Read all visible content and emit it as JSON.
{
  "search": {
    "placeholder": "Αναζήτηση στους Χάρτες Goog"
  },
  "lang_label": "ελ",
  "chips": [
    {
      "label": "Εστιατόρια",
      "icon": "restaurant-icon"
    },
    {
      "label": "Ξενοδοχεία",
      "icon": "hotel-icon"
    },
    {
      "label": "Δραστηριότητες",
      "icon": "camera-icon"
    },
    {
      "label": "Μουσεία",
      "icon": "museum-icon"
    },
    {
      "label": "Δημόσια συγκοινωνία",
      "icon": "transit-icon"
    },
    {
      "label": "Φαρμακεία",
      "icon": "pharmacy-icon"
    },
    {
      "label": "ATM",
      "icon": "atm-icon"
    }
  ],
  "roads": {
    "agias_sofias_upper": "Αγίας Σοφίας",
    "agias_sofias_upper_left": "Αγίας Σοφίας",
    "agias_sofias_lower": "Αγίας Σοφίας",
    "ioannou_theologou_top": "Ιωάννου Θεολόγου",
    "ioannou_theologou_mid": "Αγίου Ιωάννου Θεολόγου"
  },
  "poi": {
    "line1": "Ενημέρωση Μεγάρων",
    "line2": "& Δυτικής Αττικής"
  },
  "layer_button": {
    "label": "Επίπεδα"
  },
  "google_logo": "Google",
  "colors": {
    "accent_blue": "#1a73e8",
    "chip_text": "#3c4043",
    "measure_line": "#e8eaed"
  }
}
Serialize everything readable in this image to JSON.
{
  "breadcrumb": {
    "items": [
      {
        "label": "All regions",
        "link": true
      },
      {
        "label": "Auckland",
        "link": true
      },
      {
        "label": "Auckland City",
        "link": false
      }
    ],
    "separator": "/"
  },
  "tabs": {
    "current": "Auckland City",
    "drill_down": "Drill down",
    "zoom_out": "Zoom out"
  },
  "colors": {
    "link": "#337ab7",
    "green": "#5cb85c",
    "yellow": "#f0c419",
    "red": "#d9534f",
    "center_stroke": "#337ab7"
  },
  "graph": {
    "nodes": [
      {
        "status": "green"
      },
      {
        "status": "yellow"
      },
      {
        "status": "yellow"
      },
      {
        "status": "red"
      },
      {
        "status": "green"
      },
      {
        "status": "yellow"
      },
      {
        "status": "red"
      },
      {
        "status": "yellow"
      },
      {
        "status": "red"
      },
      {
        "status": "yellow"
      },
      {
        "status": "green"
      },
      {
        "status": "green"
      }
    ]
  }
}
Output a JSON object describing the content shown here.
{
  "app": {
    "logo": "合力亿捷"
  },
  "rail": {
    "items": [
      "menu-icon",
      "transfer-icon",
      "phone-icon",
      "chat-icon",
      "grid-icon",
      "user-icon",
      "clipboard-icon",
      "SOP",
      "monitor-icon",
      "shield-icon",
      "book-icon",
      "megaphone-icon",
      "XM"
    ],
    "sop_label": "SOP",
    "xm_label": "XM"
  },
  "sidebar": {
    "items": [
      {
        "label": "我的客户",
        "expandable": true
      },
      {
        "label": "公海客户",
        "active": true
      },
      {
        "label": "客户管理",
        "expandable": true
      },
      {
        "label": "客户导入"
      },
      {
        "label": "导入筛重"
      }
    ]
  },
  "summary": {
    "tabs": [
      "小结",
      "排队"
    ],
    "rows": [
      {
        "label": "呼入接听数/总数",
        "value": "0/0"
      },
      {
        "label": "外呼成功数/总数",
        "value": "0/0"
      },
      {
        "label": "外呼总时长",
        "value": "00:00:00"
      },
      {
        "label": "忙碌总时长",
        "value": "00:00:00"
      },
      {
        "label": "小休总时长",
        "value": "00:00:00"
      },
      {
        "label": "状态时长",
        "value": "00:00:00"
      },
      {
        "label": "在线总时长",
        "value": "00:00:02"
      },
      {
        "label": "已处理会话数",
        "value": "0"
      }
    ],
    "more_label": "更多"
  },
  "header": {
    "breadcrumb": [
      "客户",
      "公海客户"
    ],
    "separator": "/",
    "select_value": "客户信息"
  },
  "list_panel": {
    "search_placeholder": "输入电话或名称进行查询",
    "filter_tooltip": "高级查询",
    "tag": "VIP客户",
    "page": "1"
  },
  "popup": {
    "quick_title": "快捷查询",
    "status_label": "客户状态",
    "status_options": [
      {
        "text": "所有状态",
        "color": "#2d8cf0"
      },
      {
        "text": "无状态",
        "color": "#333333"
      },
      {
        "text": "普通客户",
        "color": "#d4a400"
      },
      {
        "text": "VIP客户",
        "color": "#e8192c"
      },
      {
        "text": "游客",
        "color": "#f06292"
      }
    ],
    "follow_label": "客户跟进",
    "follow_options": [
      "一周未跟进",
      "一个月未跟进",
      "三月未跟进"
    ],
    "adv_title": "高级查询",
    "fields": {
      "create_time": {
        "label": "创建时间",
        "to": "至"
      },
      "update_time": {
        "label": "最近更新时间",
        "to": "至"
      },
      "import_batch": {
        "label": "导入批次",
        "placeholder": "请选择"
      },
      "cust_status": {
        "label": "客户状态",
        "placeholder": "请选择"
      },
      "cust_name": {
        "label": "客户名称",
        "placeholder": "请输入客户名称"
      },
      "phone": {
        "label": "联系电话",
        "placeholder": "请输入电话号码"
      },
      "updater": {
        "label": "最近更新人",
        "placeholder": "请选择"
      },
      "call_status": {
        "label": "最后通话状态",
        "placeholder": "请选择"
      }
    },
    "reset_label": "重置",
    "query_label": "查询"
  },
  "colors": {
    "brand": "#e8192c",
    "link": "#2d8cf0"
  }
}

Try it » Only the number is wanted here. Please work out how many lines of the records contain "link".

Expected answer » 5